My husband, of over sixty-five years, and I listen to older gospel hymns and drink in the truths of God. Even though Ed is unable to remember me as his wife, he remembers Jesus and the comfort of His Presence. His Journey will come to an end when God beckons and takes him by the hand. His legacy is a quiet faith, gentleness, and always serving in the background.
This man never played an instrument or sang to be heard, yet he encouraged his children in learning, playing, and singing songs. Now the strong pull of a hymn comforts and communicates God’s goodness to him in his dark confusing world of dementia. Now he often mouths the words of the songs as he listens.
As I listen beside him, one song captures my heart. I remember learning this same hymn, never understanding the deep compassion and adoration of our Lord in the words sung. After a week of visiting Ed, becoming a year older, watching and wondering what is next, I sing. Precious Lord, Hold my hand, lead me on, let me stand. I am tired, I am weak, I am worn, Through the storm, through the night, Lead me on to the light. Take my hand precious Lord, lead me home.
With a start, I realize this is my prayer, and I am filled with wonder. I wonder who wrote these words in such a way he seemed to know my heart. I began searching and read of one man’s journey and how his story became his legacy of hope in Jesus Christ to many generations.
Thomas A Dorsey was born in Georgia in 1899. His father was a preacher. When Thomas was twelve years old, he left school and became a professional pianist, drawn by jazz and blues music. In the early 1920’s, he moved to Chicago to study composition and arranging. He began to play in nightclubs, writing one thousand blues and jazz works…only 200 of these were gospel songs. He brought blues and hymns together and is often called the Father of Gospel Music.
In 1925 Dorsey married Nettie Harper. A year later he experienced a nervous breakdown and was unable to work for two years. Nettie took a job in a laundry. Thomas was later spiritually healed in a church service. He committed himself more fully to God and Christian music. He wrote “If You See My Savior, Tell Him That You Saw Me.” It continues – “Ah, and when you saw me, I was on my way. When you reach that golden city, think about me, and don’t forget to tell the Savior what I said.”
In 1932, Dorsey became the choir director of Chicago’s Pilgrim Baptist Church, and continued for forty years. He saw how the Great Depression wore down the spirits of the American people. He viewed songwriting as his ministry and a way to give these people hope.

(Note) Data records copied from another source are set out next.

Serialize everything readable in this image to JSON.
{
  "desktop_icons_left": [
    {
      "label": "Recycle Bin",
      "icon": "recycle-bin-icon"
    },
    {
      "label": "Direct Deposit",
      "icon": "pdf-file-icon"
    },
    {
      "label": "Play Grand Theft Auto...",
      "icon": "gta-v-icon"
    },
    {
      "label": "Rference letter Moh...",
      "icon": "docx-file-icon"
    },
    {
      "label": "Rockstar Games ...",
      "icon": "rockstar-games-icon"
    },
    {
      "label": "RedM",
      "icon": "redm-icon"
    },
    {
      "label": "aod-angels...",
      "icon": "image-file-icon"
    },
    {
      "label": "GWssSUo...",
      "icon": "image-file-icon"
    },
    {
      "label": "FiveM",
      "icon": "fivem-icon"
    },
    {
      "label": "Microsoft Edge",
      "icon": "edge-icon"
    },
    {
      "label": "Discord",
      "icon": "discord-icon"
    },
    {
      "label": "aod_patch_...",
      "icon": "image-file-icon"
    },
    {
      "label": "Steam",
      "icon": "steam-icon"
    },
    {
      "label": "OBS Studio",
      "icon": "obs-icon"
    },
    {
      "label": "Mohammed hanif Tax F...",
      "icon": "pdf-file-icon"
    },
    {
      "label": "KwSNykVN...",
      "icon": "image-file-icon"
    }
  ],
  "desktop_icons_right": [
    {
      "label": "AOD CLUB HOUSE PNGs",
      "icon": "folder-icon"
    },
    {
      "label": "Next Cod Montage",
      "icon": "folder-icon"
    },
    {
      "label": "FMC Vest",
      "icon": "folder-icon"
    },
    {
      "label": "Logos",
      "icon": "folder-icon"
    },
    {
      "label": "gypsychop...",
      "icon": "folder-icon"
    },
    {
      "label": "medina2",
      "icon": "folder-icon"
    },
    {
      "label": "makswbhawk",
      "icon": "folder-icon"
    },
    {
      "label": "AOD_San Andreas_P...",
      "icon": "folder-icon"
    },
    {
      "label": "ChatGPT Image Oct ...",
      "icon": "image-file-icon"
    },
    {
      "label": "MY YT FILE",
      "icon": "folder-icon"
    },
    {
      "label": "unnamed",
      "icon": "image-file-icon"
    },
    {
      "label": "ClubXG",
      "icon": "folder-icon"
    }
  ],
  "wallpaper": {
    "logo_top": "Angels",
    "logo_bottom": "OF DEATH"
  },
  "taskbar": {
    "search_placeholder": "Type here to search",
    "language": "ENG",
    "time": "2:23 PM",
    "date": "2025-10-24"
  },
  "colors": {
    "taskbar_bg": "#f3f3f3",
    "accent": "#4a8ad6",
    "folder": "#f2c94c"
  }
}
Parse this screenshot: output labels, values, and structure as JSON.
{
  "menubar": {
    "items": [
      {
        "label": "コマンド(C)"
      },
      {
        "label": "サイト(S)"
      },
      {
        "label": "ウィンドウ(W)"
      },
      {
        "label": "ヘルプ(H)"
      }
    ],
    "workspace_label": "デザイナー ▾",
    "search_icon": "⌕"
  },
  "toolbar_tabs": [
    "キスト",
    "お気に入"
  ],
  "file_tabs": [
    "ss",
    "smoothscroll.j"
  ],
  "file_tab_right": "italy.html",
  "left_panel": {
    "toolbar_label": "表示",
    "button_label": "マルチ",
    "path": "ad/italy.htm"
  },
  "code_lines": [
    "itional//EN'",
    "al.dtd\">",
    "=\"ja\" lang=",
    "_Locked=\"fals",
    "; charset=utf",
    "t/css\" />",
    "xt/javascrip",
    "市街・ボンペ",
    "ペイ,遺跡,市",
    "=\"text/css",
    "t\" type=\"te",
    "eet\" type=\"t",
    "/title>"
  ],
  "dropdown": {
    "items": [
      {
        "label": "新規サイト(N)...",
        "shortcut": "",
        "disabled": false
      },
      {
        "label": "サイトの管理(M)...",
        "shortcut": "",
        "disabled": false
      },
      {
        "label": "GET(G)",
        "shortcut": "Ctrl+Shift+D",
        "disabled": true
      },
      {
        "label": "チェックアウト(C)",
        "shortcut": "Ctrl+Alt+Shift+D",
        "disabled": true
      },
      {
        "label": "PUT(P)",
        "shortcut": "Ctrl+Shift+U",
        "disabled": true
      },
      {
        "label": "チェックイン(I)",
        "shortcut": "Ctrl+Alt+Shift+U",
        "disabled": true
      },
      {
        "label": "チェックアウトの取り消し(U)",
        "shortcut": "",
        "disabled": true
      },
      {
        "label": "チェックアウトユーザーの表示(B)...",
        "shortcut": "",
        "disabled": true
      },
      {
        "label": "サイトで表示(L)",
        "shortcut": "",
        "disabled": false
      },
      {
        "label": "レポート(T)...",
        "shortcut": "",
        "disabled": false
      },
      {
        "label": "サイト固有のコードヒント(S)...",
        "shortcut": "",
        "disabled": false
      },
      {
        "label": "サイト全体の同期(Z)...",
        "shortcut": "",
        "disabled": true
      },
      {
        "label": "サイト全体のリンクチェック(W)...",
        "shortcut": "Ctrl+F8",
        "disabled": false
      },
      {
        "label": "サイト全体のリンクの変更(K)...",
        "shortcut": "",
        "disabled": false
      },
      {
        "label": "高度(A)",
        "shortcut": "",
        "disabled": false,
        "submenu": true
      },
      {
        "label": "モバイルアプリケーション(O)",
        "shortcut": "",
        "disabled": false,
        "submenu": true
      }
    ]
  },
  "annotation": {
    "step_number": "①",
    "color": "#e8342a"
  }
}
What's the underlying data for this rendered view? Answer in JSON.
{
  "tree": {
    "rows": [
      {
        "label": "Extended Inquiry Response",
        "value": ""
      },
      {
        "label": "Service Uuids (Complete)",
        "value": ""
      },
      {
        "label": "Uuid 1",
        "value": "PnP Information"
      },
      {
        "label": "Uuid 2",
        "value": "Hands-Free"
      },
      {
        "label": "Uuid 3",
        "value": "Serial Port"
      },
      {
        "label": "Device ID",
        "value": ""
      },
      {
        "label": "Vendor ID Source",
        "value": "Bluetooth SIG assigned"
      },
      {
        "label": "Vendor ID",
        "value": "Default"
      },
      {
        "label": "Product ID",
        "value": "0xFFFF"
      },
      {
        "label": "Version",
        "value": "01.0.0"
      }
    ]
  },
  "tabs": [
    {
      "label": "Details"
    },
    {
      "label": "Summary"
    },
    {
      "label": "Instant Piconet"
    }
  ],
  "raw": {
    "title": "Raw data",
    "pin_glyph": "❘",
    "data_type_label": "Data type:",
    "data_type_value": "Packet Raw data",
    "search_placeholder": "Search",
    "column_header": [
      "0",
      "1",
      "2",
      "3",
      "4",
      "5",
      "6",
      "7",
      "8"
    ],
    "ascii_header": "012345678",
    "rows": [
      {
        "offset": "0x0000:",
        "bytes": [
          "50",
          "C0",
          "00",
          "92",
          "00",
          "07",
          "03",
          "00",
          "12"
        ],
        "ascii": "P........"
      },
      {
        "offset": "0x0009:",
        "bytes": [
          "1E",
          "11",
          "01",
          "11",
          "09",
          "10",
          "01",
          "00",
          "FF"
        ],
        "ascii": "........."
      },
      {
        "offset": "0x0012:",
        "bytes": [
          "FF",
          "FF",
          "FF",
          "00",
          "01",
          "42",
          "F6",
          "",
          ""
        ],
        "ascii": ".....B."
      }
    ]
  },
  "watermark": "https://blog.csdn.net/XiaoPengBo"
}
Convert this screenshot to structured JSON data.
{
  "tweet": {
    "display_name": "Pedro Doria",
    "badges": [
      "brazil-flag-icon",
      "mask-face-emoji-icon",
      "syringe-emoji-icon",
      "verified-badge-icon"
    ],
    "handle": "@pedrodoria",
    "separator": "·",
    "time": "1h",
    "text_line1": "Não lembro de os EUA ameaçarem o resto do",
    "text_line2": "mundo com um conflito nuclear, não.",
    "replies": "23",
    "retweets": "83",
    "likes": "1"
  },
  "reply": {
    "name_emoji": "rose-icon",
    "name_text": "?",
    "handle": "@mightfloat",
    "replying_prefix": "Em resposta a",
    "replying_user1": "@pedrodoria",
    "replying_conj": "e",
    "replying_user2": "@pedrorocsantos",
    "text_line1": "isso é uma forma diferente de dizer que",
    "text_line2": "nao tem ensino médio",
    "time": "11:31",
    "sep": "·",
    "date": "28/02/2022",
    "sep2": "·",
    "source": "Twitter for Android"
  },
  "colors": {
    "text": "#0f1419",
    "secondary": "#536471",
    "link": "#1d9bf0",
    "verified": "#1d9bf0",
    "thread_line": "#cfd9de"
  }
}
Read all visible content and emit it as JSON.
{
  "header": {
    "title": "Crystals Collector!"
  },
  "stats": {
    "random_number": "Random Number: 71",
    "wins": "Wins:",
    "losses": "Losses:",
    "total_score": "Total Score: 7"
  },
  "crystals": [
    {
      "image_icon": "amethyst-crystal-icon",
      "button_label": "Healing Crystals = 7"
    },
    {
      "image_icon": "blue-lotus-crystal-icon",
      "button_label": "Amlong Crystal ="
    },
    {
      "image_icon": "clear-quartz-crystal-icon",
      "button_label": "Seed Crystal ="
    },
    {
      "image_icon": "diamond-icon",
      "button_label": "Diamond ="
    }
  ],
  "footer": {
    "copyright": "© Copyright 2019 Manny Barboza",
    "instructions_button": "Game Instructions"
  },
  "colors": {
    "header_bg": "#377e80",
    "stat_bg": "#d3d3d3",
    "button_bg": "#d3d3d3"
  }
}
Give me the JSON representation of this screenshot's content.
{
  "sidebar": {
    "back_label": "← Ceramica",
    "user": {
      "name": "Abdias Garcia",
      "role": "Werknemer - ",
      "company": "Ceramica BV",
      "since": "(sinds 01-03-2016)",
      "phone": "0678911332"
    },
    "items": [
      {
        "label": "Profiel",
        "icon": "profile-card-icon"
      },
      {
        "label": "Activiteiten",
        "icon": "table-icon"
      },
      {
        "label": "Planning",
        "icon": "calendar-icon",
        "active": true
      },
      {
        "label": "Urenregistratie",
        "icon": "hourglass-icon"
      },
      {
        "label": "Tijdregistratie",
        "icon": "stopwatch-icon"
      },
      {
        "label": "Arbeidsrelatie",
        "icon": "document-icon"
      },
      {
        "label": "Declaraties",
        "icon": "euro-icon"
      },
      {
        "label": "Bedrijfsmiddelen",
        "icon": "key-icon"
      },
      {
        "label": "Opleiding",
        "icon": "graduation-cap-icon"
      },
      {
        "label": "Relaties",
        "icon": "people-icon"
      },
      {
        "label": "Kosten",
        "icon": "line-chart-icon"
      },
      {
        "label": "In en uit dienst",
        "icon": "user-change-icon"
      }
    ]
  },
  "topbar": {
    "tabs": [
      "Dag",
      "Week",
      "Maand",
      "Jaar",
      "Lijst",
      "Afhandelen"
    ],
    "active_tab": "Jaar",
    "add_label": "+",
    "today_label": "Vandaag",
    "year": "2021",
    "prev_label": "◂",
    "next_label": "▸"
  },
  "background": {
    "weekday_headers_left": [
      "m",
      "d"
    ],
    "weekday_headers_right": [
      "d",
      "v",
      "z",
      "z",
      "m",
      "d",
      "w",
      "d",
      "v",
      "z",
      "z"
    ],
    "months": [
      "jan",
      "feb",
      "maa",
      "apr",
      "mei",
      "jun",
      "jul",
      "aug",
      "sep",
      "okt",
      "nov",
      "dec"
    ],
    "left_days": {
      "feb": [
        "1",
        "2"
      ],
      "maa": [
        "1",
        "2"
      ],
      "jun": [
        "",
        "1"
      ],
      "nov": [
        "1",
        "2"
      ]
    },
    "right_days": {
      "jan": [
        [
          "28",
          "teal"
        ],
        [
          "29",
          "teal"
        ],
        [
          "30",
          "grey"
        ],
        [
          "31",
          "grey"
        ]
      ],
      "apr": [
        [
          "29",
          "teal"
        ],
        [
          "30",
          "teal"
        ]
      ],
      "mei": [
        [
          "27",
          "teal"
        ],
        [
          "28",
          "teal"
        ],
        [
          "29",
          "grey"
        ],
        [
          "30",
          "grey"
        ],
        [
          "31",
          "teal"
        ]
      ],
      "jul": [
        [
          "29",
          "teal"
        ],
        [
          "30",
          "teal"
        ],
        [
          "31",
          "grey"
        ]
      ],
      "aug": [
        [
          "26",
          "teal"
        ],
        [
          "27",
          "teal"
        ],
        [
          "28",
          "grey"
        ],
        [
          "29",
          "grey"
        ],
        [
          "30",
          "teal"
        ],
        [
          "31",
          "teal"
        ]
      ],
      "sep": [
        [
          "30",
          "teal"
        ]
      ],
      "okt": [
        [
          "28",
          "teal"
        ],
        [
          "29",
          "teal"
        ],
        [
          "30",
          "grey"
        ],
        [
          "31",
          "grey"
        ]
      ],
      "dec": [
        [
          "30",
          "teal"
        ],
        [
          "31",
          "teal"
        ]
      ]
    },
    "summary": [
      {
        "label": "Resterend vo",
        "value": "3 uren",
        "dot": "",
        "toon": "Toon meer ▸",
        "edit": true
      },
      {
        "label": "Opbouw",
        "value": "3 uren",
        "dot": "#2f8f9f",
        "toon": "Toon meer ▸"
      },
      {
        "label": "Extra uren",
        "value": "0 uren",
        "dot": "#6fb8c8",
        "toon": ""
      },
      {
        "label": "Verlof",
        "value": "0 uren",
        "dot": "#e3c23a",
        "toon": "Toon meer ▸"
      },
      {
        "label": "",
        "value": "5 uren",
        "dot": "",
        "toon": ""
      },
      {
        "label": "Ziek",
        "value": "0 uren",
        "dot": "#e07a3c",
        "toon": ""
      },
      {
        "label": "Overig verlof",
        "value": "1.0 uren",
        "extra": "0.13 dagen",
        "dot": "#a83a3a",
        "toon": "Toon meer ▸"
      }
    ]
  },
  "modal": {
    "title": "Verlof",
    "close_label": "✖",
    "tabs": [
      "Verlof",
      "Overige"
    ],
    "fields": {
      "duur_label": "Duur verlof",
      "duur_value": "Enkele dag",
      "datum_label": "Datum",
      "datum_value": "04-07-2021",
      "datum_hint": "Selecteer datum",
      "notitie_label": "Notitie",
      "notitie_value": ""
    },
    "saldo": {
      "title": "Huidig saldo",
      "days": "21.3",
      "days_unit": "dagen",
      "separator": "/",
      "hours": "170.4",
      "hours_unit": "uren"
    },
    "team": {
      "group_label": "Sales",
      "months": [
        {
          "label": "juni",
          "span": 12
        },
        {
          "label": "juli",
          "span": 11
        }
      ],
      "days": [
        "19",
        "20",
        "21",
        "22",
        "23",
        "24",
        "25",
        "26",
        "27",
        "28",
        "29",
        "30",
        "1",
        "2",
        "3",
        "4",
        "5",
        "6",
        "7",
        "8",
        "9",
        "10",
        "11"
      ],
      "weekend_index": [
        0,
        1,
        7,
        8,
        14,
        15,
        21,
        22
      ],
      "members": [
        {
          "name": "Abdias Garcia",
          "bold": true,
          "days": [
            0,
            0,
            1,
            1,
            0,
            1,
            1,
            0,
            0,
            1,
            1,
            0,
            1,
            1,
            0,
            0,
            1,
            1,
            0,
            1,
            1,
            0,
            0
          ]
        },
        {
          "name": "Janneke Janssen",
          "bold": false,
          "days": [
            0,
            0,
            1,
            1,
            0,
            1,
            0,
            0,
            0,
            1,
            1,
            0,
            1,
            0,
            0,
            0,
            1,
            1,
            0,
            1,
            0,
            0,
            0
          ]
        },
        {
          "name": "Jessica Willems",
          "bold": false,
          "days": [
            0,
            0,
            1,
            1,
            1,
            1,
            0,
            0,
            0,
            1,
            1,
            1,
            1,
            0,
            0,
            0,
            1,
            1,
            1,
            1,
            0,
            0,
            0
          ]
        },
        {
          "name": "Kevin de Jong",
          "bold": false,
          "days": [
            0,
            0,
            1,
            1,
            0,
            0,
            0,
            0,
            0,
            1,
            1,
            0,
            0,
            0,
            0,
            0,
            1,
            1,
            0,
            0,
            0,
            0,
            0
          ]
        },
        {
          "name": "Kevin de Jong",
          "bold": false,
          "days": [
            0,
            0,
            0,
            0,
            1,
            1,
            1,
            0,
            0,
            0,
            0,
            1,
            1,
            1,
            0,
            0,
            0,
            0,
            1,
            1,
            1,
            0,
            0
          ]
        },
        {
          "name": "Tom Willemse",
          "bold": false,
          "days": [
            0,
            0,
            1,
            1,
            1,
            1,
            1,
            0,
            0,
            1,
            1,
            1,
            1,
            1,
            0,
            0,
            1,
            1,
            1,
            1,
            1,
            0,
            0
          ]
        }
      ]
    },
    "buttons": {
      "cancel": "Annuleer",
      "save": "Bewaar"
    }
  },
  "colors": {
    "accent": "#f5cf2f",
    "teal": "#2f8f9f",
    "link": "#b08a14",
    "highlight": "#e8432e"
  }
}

In August of 1932, Dorsey planned to travel to St. Louis to sing solos at a large revival meeting. His wife, Nettie, was pregnant with their first child and he didn’t to leave her in her ninth month. He kissed her goodbye, and left to sing. The second night of the revival meeting, after he sat down, he was given an envelope with a message. It contained four words…”Your wife just died!”
Dorsey remembered that evening as a surreal moment. “People were singing and clapping happily, and I wanted to cry out in pain and grief.” He hurried back to Chicago, and found Nettie had given birth to a baby boy. Joy in seeing his son, turned to a double-grief when his son died that same night. Dorsey buried them in the same casket. After the painful funeral service, he withdrew from music, his family and his friends. “I felt God had done me an injustice. I didn’t want to serve Him anymore or write gospel songs. I just wanted to go back to that jazz world I once knew so well,” he said.
In the middle of his despair, a friend visited Dorsey and brought him to a music room with a piano. Dorsey remembered, “It was quiet; the late evening sun crept through the curtained windows. His fingers began to browse the familiar keys. He said, “I felt at peace. I felt as though I could reach out and touch God. I found myself playing a melody, one I’d never heard of played before, and the words, Precious Lord, Hold my Hand, came into my head – they just seemed to fall into place.”
The second verse describes growing weary during a journey near the end of life or a difficult trial. The pull of ‘going home’ becomes strong and our words call out to our Lord with Dorsey…Hear my cry, hear my call, Hold my hand lest I fall. Take my hand, precious Lord, Lead me Home.
The third verse begins – When the darkness appears…..Guide my feet, hold my hand. Take my hand, precious Lord, Lead me home.
Where is home? Where is comfort? How can we find the assurance Thomas Dorsey found when he wrote such a song under immense grief?
Your unfailing love, O Lord, is as vast as the heavens; your faithfulness reaches beyond the clouds. Your righteousness is like the mighty mountains, your justice like the ocean depths. You care for people and animals alike, O Lord. How precious is your unfailing love, O God! All humanity finds shelter in the shadow of your wings. Psalm 36:5-7
Thomas Dorsey’s journey in this life ended in 1993 in Chicago. His legacy continues wherever people sing the songs God gave his Child, Thomas Dorsey.
Link to the Concordia Chamber Choir, directed by Thomas Dorsey, singing Precious Lord – https://www.youtube.com/watch?v=Od5lY22b180&list=RDOd5lY22b180